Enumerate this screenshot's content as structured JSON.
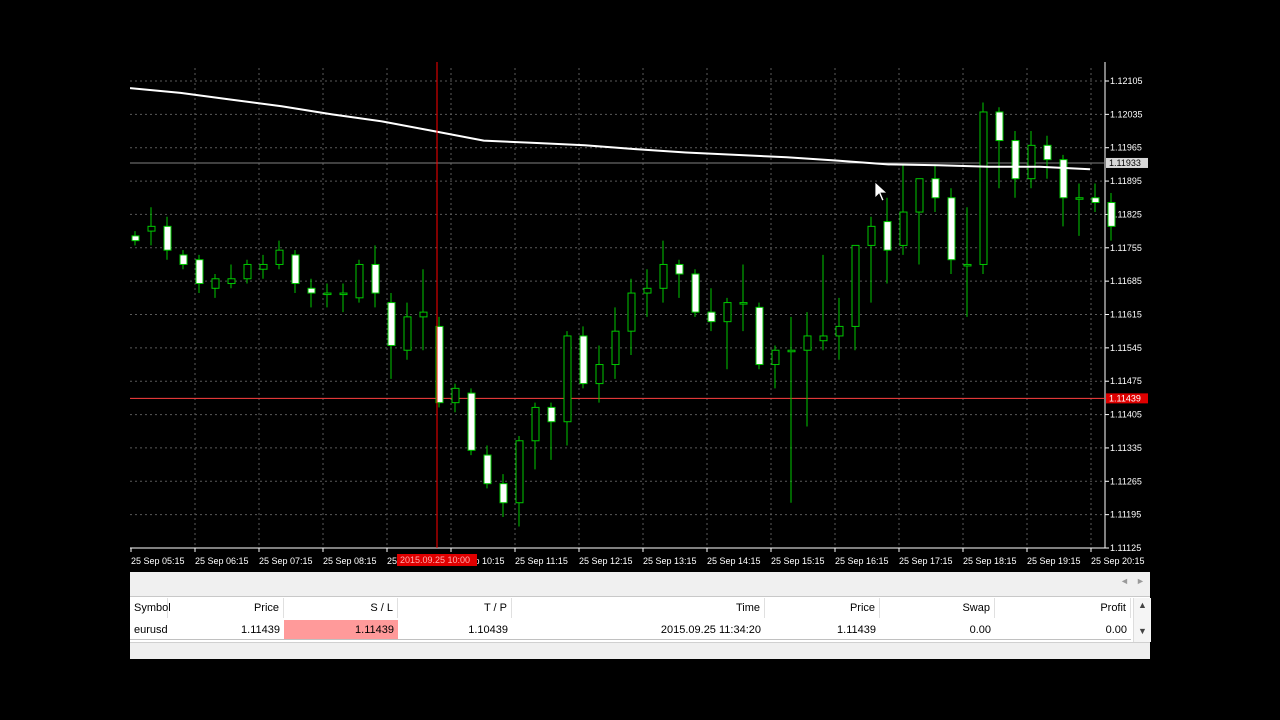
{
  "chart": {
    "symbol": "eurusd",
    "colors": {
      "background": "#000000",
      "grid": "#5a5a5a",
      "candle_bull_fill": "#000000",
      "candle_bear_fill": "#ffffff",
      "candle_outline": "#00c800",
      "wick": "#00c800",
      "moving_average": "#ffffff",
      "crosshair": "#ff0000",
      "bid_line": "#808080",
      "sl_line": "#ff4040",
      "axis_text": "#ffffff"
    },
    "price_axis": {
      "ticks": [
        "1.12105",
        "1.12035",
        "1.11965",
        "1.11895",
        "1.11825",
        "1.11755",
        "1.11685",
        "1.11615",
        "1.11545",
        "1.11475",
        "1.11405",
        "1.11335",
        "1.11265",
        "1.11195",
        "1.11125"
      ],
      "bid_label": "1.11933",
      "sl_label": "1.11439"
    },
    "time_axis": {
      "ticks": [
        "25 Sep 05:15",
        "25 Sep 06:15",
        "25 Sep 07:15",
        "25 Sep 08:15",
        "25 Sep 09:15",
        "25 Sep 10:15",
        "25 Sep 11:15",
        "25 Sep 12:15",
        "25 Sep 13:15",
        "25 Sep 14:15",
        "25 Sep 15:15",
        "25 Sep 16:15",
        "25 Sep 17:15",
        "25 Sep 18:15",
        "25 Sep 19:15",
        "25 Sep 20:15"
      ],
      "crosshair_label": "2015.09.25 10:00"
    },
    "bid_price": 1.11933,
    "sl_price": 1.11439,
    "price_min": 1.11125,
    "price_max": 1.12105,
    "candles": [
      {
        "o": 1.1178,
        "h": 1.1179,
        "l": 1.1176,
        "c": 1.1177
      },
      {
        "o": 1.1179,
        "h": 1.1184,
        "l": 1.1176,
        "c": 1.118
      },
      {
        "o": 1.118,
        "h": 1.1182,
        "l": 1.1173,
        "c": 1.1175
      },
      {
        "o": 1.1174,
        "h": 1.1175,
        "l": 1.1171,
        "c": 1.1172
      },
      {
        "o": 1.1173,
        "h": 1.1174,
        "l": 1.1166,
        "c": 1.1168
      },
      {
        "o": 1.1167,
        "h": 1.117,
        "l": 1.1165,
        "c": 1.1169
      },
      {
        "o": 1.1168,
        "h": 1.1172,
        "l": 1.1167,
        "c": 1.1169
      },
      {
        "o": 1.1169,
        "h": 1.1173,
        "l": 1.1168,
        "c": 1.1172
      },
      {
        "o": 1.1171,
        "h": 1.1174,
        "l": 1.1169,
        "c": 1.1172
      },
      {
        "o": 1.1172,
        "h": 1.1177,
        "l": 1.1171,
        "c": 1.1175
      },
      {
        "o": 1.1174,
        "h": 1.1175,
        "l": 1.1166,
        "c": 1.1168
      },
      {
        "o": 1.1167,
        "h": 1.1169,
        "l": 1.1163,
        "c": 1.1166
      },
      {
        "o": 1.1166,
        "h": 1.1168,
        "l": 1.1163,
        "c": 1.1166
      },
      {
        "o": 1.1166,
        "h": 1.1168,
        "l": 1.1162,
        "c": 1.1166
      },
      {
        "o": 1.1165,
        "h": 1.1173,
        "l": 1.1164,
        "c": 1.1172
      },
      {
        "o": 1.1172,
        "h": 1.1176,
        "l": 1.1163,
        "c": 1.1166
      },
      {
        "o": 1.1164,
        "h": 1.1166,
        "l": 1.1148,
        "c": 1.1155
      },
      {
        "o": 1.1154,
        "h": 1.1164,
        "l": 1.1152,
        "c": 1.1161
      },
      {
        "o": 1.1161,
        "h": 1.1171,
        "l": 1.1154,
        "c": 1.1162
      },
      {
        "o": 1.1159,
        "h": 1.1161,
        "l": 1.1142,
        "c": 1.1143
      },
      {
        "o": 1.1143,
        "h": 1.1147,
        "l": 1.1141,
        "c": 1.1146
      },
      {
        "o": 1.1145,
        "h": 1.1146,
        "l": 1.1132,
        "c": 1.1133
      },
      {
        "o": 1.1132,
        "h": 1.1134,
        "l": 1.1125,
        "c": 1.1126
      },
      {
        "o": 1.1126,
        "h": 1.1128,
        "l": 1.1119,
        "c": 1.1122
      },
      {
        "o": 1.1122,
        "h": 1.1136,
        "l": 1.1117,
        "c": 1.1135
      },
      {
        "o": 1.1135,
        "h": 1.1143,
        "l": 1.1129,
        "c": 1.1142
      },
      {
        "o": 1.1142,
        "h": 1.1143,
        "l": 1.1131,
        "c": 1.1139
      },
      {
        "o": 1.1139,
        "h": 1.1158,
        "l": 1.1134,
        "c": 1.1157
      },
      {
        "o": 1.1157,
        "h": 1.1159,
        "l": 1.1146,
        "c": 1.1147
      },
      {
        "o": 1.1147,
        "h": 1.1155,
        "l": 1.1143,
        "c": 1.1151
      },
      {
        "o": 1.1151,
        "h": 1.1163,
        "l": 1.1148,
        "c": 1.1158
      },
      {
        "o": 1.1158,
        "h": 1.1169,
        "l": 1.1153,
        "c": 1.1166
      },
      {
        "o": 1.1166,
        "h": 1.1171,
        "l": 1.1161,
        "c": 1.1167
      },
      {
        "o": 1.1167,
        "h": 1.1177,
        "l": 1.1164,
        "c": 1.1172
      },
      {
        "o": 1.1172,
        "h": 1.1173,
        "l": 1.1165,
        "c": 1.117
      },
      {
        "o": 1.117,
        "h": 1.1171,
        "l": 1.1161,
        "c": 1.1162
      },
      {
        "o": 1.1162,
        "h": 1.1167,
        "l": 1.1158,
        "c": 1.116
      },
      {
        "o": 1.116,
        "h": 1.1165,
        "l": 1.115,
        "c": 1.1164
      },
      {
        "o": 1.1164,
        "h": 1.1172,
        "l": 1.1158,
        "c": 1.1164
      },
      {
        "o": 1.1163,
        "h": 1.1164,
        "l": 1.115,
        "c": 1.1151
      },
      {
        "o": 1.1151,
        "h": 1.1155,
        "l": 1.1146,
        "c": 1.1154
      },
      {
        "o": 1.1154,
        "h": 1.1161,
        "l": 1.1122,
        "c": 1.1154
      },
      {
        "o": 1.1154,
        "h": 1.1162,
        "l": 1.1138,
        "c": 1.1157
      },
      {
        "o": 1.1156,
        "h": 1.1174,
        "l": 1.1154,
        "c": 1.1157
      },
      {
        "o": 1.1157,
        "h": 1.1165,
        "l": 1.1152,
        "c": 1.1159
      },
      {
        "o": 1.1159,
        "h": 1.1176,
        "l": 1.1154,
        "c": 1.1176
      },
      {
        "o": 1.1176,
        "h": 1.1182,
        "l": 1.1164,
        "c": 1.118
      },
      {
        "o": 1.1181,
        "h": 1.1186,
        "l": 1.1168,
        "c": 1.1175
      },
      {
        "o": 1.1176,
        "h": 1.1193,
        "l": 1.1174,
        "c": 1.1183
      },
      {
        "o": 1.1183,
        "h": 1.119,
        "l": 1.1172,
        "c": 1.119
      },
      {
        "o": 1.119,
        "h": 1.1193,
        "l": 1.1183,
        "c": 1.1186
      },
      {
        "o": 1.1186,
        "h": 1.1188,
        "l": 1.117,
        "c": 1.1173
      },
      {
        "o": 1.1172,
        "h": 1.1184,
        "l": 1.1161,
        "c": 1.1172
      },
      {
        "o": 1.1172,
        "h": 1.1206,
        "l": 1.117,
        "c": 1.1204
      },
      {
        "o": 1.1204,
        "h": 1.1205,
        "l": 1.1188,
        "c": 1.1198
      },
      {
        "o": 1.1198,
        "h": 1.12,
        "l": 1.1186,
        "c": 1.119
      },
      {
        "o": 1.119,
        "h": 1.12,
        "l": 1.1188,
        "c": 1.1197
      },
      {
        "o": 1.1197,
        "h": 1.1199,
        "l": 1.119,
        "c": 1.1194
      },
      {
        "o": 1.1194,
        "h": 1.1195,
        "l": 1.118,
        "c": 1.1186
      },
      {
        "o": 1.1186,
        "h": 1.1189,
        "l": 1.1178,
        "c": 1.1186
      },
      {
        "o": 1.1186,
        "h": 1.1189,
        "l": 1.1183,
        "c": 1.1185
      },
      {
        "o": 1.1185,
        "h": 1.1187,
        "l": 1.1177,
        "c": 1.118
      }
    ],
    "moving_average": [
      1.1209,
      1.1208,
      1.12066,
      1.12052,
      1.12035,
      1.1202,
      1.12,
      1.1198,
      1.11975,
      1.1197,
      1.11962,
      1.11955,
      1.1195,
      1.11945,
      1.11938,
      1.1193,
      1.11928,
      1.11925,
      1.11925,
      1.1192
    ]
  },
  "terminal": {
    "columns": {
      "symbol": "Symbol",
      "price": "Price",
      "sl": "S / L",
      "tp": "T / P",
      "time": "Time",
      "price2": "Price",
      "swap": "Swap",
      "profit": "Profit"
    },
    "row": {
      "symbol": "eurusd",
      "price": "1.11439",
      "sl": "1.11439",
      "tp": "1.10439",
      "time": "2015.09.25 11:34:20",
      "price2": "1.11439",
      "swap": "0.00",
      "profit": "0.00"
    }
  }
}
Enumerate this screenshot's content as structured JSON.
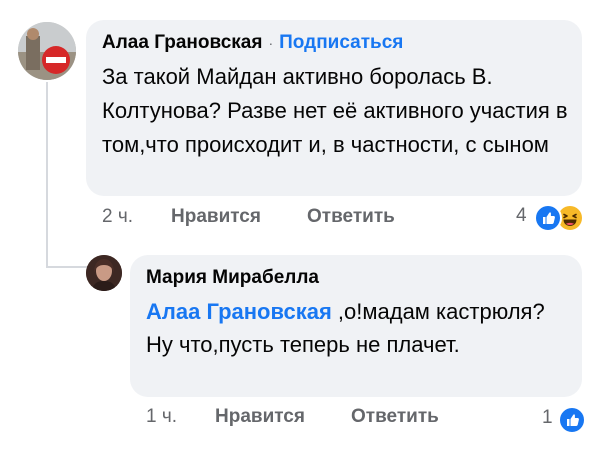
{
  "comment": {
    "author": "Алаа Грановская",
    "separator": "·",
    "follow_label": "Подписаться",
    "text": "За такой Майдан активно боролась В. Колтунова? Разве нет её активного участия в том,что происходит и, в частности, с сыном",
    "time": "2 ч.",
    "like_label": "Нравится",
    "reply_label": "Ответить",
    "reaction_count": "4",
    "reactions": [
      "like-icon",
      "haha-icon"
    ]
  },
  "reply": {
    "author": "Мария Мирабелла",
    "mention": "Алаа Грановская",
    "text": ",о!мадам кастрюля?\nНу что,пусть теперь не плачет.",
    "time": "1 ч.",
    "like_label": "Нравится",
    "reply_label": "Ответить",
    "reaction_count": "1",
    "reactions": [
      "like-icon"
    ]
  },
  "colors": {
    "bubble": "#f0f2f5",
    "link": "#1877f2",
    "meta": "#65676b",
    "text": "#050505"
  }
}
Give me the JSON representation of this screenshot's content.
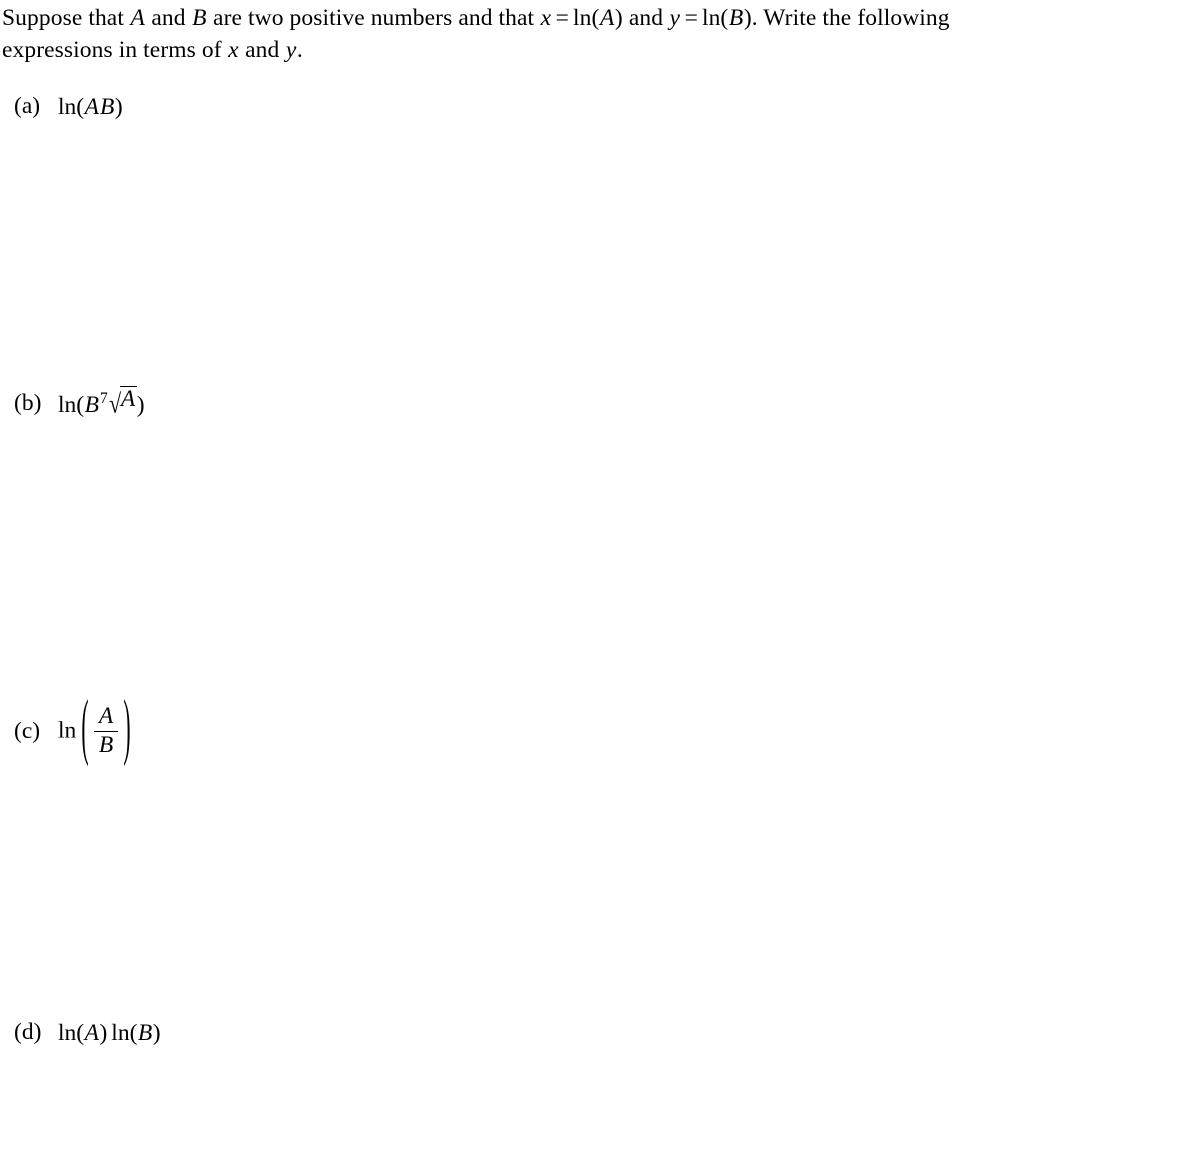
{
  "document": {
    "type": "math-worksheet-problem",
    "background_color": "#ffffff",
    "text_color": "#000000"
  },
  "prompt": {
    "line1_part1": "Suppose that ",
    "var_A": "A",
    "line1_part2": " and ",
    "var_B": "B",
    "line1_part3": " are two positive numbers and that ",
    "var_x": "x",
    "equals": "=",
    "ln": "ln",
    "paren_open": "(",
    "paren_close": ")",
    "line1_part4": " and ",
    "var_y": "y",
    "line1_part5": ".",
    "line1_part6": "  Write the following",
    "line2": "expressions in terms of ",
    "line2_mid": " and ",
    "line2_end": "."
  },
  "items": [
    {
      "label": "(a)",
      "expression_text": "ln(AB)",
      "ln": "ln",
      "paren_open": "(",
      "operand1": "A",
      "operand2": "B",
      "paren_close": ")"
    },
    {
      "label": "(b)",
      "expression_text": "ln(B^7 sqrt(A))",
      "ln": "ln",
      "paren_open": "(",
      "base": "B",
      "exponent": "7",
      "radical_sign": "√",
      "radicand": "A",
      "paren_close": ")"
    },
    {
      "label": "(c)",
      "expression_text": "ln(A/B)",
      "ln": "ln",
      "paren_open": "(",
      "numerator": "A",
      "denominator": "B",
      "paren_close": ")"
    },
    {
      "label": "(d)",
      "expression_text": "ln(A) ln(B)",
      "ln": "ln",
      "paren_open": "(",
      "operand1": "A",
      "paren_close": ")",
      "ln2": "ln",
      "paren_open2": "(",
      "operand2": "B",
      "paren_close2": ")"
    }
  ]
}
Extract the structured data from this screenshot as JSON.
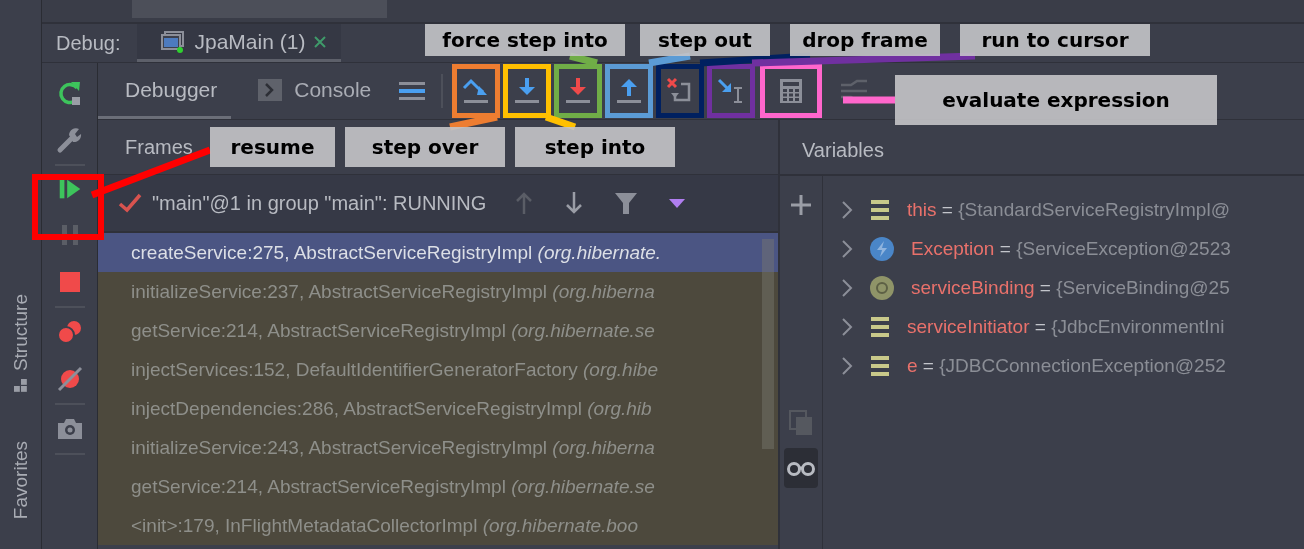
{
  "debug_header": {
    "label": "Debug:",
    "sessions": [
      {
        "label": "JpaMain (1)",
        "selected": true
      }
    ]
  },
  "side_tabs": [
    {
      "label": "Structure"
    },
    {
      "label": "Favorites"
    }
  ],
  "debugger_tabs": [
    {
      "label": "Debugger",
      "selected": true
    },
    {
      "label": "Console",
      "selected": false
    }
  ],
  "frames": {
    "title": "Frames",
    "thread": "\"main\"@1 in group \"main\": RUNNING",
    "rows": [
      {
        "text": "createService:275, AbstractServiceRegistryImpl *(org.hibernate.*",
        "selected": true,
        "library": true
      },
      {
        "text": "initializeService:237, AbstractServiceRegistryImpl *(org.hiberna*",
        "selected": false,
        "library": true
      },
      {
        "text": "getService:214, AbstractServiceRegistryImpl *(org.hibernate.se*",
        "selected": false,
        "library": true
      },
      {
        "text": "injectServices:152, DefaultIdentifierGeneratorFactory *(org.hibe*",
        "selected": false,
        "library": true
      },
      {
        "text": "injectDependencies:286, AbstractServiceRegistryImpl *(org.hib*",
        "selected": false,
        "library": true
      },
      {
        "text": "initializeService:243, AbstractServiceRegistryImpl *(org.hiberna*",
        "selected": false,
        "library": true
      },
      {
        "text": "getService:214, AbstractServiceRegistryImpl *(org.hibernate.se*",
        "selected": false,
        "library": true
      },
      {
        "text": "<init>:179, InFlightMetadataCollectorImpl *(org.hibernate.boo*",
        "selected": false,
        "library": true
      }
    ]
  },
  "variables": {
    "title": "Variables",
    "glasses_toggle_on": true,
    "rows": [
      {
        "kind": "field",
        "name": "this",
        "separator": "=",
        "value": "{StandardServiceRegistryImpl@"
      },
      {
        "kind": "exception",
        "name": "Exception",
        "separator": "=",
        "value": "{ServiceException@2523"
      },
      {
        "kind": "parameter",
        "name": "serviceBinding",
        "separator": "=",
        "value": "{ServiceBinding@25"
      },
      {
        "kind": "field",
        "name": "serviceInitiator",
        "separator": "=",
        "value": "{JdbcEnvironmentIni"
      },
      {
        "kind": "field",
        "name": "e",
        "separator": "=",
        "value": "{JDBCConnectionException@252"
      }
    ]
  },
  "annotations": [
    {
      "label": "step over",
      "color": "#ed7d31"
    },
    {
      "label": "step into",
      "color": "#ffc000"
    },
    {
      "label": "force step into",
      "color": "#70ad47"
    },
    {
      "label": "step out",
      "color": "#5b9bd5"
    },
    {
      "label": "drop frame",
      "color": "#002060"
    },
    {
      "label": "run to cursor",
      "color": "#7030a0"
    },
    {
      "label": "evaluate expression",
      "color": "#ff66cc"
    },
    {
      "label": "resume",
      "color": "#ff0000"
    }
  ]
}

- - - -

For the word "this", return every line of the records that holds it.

Enumerate this screenshot's content as structured JSON.
Enumerate this screenshot's content as structured JSON.
Give me the JSON representation of this screenshot's content.
Extract the structured data from this screenshot as JSON.
        "name": "this",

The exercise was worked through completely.